Prompt - Every line below must be reproduced exactly; no pictures are to be included.

(Records drawn from a dataset)
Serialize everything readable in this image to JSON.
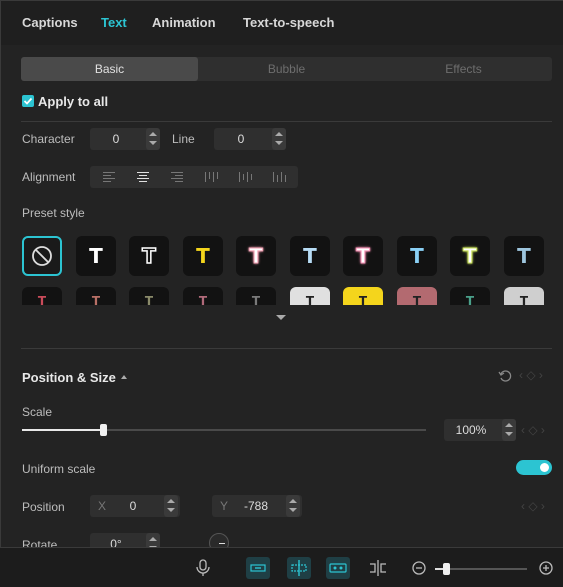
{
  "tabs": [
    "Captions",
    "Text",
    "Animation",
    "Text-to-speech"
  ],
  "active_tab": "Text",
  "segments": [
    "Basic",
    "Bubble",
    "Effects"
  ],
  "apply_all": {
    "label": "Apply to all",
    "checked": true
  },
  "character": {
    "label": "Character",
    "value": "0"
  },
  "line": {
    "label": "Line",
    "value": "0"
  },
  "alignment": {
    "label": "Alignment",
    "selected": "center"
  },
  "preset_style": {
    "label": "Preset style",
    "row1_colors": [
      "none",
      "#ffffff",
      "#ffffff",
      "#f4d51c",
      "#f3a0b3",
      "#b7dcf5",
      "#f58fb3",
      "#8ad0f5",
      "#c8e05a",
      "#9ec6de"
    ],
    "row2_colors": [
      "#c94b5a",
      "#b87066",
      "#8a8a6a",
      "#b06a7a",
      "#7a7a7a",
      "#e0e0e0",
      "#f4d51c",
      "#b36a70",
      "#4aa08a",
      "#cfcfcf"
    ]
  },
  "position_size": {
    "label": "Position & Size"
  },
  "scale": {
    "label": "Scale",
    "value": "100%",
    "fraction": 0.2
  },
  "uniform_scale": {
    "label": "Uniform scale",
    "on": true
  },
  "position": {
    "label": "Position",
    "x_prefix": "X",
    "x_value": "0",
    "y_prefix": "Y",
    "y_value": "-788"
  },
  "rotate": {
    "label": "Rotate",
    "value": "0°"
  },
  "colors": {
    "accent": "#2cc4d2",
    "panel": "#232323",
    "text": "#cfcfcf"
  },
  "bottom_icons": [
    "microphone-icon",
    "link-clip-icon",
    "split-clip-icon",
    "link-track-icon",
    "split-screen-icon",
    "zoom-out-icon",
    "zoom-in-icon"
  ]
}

Written answer -
Serialize everything readable in this image to JSON.
{
  "tabs": [
    "Captions",
    "Text",
    "Animation",
    "Text-to-speech"
  ],
  "active_tab": "Text",
  "segments": [
    "Basic",
    "Bubble",
    "Effects"
  ],
  "apply_all": {
    "label": "Apply to all",
    "checked": true
  },
  "character": {
    "label": "Character",
    "value": "0"
  },
  "line": {
    "label": "Line",
    "value": "0"
  },
  "alignment": {
    "label": "Alignment",
    "selected": "center"
  },
  "preset_style": {
    "label": "Preset style",
    "row1_colors": [
      "none",
      "#ffffff",
      "#ffffff",
      "#f4d51c",
      "#f3a0b3",
      "#b7dcf5",
      "#f58fb3",
      "#8ad0f5",
      "#c8e05a",
      "#9ec6de"
    ],
    "row2_colors": [
      "#c94b5a",
      "#b87066",
      "#8a8a6a",
      "#b06a7a",
      "#7a7a7a",
      "#e0e0e0",
      "#f4d51c",
      "#b36a70",
      "#4aa08a",
      "#cfcfcf"
    ]
  },
  "position_size": {
    "label": "Position & Size"
  },
  "scale": {
    "label": "Scale",
    "value": "100%",
    "fraction": 0.2
  },
  "uniform_scale": {
    "label": "Uniform scale",
    "on": true
  },
  "position": {
    "label": "Position",
    "x_prefix": "X",
    "x_value": "0",
    "y_prefix": "Y",
    "y_value": "-788"
  },
  "rotate": {
    "label": "Rotate",
    "value": "0°"
  },
  "colors": {
    "accent": "#2cc4d2",
    "panel": "#232323",
    "text": "#cfcfcf"
  },
  "bottom_icons": [
    "microphone-icon",
    "link-clip-icon",
    "split-clip-icon",
    "link-track-icon",
    "split-screen-icon",
    "zoom-out-icon",
    "zoom-in-icon"
  ]
}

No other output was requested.